I also read your history description on the website. In all the
stories that we've heard over the years from Dad, the initial
startup never had anything to do with the military. It was
actually Chrysler's last-ditch attempt at trying to prevent
bankruptcy - with project initiation in 1975 (just 6-8months after my dad was hired). He had mentioned military involvements, but certainly not to the degree of which
is mentioned on your website. From what we've been told, Chrysler was originally marketing this for the consumer market. Chrysler's management team was dead-set on getting production started by a given date. The problem was, that the muffler
design hadn't yet been done/tweaked.
A very restrictive, poorly designed one had been used in testing
that cut horsepower 30%. For the midwest (Chrysler's
origination - Hartford, WI), the quenched horsepower didn't have
a drastic effect on performance (so said management). My dad
had pleeded with management to give the design team 2-3 more
weeks to get production set up on a more adequate muffler
design. As often happens, management was more interested in
meeting deadlines than creating a good product.
So, after performing exceptionally well at a nationwide
snowmobile expo in Alaska, the dealerships fell in love with the
little Sno-Runners. My dad actually towed a full-size Yamaha
sled out of a wooded area, back to home base during an "obstacle
course" race. The Yamaha sled driver had crashed into a tree
rendering the sled immovable. My dad (good size, weighing in at
around 225lbs), with the Yamaha driver sitting on the back of

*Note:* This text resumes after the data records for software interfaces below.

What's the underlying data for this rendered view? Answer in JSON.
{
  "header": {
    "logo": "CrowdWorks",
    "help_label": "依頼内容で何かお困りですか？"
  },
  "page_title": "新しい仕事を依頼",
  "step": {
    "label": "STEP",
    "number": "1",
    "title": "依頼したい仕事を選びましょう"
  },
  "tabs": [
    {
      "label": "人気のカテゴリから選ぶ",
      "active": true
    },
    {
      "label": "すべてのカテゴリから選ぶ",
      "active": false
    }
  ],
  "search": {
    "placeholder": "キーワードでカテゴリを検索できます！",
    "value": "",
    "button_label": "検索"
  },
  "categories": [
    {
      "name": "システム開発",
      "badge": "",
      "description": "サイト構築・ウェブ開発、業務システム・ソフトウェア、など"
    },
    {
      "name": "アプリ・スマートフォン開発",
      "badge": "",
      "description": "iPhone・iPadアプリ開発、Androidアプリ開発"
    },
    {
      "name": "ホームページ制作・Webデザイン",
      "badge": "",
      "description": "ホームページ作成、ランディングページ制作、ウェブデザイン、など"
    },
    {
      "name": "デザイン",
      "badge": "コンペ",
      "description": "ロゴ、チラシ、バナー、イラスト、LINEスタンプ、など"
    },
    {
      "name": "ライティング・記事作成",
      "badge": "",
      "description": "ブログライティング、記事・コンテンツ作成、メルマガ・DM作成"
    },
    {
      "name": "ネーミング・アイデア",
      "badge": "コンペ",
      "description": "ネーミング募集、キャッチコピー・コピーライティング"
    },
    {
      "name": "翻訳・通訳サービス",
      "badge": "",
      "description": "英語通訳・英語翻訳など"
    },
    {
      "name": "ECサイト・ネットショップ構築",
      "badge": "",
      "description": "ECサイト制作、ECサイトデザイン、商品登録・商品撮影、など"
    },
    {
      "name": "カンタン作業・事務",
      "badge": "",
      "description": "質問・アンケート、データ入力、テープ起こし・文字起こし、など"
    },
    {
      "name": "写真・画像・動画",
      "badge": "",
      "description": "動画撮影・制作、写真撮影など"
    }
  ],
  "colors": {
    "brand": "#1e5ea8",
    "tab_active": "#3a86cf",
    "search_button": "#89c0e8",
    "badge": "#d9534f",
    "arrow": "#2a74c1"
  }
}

the snowbike, behind my dad, pulled the full-size sled all the
way back to base-camp. This really opened the eyes of the
buyers... and opened HUGE doors for Chrysler sales. Dad
actually would have won due to the incredible mobility and sharp
turn handling the the bike demonstrated compared to the large
sleds. Dad was wizzing right by all of the larger sleds as the
drivers would have to get off them to physically pick them up
and move them in order to make sharp turns through the trees. It
looked like Chrysler was going to make it, and survive
bankruptcy... except for this little muffler/production problem.
With the low price appeal (4 Sno-Runners could be purchased for
the whole family for the price of one large sled from any other
competitor) really "sold" dealerships also. This would really
increase sales for them. A couple large dealers in the Rocky
Mountain tourist areas purchased on the order of thousands of
Sno-Runners. The key here: mountains. Due to the thinning air
at high altitudes and the restrictive mufflers, the bikes
couldn't even move out of their own way - they were now down to
about 30% of their original power capability up in the
moutnains. The dealers quickly denied shipments of the bikes
and cancelled orders like mad. And sadly, so ends the story of